Even in the United States, there have always been those who want to shut you up one way or the other, the tradition stretching from the Alien and Sedition Acts of the John Adams administration to the campaign finance laws of today.
There’s always an excuse — maybe that the king has the divine right to outvote God and that arguments to the contrary thwart earthly order. Journalist Elizabeth Drew, in raging against super PACs, has her reasons, too, namely that the controls she favors are crucial to democratic elections, a contradiction holding hands with several others in an article in The New York Review of Books.
The piece — referred to here because it is similar to pieces by other progressive journalists — defines super PACs concisely and well as “political action committees that collect and spend unlimited corporate or individual contributions to pay for ads that are explicitly for a specified candidate.”
The groups, which are not supposed to communicate with candidates, have been spending millions this election year, much of it on negative and sometimes misleading TV spots.
Campaign finance laws once prohibited such committees, even to the extent that a nonprofit group was told it could not show a film making censorious observations about Hillary Clinton. That was so clearly a violation of constitutional rights that the Supreme Court said oh, yes it can, opening the door to a further lower court ruling allowing unrestricted super PAC spending, which, according to Drew, contorts elections, putting them in the hands of the rich.

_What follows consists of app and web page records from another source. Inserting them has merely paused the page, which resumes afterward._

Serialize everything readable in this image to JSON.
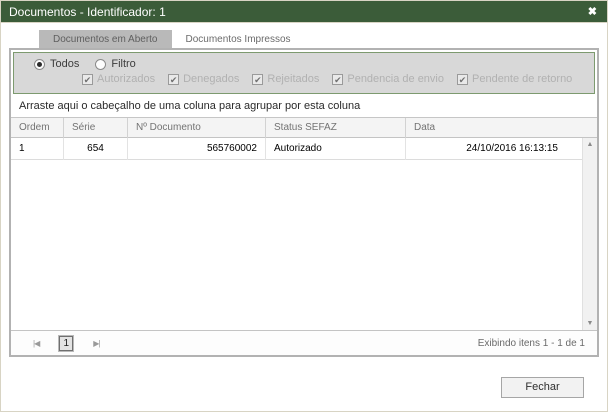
{
  "window": {
    "title": "Documentos - Identificador: 1",
    "close_icon": "✖"
  },
  "tabs": [
    {
      "label": "Documentos em Aberto",
      "active": true
    },
    {
      "label": "Documentos Impressos",
      "active": false
    }
  ],
  "filter": {
    "radio_todos": "Todos",
    "radio_filtro": "Filtro",
    "selected_radio": "Todos",
    "check_glyph": "✔",
    "checkboxes": [
      {
        "label": "Autorizados",
        "checked": true,
        "disabled": true
      },
      {
        "label": "Denegados",
        "checked": true,
        "disabled": true
      },
      {
        "label": "Rejeitados",
        "checked": true,
        "disabled": true
      },
      {
        "label": "Pendencia de envio",
        "checked": true,
        "disabled": true
      },
      {
        "label": "Pendente de retorno",
        "checked": true,
        "disabled": true
      }
    ]
  },
  "group_hint": "Arraste aqui o cabeçalho de uma coluna para agrupar por esta coluna",
  "grid": {
    "columns": [
      "Ordem",
      "Série",
      "Nº Documento",
      "Status SEFAZ",
      "Data"
    ],
    "rows": [
      [
        "1",
        "654",
        "565760002",
        "Autorizado",
        "24/10/2016 16:13:15"
      ]
    ]
  },
  "scrollbar": {
    "up_icon": "▲",
    "down_icon": "▼"
  },
  "pager": {
    "first_icon": "|◀",
    "last_icon": "▶|",
    "current_page": "1",
    "status": "Exibindo itens 1 - 1 de 1"
  },
  "footer": {
    "close_button": "Fechar"
  },
  "colors": {
    "titlebar_green": "#3b5c39",
    "filter_border_green": "#7d9a6f",
    "filter_bg_gray": "#d8d8d8",
    "active_tab_gray": "#b9b9b9",
    "frame_border_gray": "#b2b2b2"
  }
}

Sure, some super PAC ads may influence voters, not least of all when they are on target, but to think they can trick most of the voters most of the time requires you to think the general populace is a brick short of a load. Is that what Drew means by democracy — consent of the stupid? In fact, she herself writes that the public has been outraged by some of them, and there is scads of evidence that candidates who do the most spending also do quite a bit of losing.
Meanwhile, free speech has boundless good effects, and no matter what some on the left say (if not Drew), regulating the money spent on discourse is regulating discourse. Insist on the contrary and you are saying it would be no violation of the First Amendment for the government to instruct the New York Review of Books on how much, if any, of its revenue it can spend on editorial product, including what it pays Drew.
Drew’s solution to all this unabashed liberty is more government financing of campaigns, which is to say, government by consent of government. That’s especially the case when you figure incumbents writing the new laws are never going to give challengers an even break, although now we come to another Drew fear: state laws requiring photo IDs to vote.
I guess we are back to the people-are-stupid thesis, because Drew sees no way minorities, the elderly and students will be able to comply, even though the states turning this direction are making it easier than a kindergarten class to get the IDs. What is Drew to make of the black vote in Georgia increasing after ID laws went into effect? A bipartisan Carter-era commission said such laws would fortify faith in the system, encouraging participation. Just maybe that group was right.
The other pretense is that voter fraud is not a U.S. problem or has been or will be, which would be very, very nice if it were true, but it isn’t.
Today’s autocrats may be more civilized than the types who used to cut off ears, but I’d like them to become more civilized still, supporting honesty and free speech in elections.